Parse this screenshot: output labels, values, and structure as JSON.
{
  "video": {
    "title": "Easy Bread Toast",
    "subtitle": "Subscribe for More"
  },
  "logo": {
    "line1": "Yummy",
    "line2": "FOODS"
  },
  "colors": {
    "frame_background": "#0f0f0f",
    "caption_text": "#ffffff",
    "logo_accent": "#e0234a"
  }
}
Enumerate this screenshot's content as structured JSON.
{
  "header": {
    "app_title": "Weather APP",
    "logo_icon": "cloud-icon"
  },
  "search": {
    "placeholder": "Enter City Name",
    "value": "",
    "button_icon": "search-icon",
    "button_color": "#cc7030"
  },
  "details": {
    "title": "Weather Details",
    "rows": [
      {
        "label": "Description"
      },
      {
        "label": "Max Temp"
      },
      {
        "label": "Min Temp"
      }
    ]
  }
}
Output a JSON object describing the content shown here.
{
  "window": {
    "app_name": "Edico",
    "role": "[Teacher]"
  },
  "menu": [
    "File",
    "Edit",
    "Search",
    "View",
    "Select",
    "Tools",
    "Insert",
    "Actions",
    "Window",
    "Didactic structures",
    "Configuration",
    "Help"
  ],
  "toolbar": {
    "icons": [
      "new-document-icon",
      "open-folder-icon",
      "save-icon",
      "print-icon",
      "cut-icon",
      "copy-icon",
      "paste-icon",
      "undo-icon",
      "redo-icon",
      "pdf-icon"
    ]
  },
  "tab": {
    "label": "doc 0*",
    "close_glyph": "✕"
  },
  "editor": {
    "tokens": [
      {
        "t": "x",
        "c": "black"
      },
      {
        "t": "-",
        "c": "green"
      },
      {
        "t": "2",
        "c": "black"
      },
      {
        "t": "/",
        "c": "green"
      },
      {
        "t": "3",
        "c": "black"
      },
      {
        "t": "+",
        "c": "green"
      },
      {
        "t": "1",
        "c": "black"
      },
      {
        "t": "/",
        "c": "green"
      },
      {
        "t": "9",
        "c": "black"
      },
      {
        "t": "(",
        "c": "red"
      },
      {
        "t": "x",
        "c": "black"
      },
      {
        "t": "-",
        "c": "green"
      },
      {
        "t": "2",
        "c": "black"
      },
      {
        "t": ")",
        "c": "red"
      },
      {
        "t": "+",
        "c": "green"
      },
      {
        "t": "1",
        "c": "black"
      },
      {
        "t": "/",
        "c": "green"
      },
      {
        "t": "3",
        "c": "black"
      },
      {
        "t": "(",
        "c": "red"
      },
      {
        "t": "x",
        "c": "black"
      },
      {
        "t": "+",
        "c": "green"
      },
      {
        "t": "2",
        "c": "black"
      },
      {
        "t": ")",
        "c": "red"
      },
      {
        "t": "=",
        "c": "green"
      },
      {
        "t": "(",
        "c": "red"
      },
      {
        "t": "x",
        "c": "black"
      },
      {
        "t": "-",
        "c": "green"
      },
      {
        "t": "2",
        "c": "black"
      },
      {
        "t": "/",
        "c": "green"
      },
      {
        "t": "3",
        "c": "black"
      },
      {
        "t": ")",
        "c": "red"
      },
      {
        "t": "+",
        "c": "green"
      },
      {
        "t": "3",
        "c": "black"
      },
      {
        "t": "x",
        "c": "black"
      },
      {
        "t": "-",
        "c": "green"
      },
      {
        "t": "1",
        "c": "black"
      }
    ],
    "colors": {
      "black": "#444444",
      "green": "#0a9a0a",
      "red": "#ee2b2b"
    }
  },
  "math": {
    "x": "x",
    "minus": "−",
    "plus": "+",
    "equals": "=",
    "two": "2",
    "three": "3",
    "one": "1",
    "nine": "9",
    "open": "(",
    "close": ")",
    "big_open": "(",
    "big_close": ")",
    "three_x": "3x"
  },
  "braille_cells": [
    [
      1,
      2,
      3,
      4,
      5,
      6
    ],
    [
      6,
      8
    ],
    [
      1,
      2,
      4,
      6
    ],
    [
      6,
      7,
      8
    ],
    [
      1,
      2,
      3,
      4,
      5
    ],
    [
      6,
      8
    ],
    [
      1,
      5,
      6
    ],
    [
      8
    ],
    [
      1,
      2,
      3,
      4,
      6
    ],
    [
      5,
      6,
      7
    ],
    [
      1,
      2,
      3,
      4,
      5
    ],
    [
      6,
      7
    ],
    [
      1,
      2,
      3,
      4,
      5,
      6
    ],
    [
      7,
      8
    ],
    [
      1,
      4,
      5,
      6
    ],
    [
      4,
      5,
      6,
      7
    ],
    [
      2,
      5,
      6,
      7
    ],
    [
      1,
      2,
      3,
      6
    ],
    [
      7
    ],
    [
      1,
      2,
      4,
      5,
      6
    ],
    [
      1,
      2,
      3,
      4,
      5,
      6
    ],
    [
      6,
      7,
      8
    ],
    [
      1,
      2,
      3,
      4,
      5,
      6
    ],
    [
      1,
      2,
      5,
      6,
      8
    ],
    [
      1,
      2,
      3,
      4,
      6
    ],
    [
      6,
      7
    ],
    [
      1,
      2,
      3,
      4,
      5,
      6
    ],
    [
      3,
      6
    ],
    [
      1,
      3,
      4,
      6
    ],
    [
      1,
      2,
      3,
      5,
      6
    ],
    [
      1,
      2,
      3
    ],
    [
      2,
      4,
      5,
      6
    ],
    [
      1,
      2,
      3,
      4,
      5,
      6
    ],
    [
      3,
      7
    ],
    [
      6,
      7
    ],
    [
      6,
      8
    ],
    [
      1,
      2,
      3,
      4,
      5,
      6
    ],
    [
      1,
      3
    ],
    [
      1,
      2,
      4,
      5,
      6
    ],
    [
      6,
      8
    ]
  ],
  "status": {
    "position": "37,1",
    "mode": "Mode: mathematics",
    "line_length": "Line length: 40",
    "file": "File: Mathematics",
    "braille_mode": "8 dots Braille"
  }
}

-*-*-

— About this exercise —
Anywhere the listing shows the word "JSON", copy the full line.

— Answer for this exercise —
Parse this screenshot: output labels, values, and structure as JSON.
Enumerate this screenshot's content as structured JSON.
Output a JSON object describing the content shown here.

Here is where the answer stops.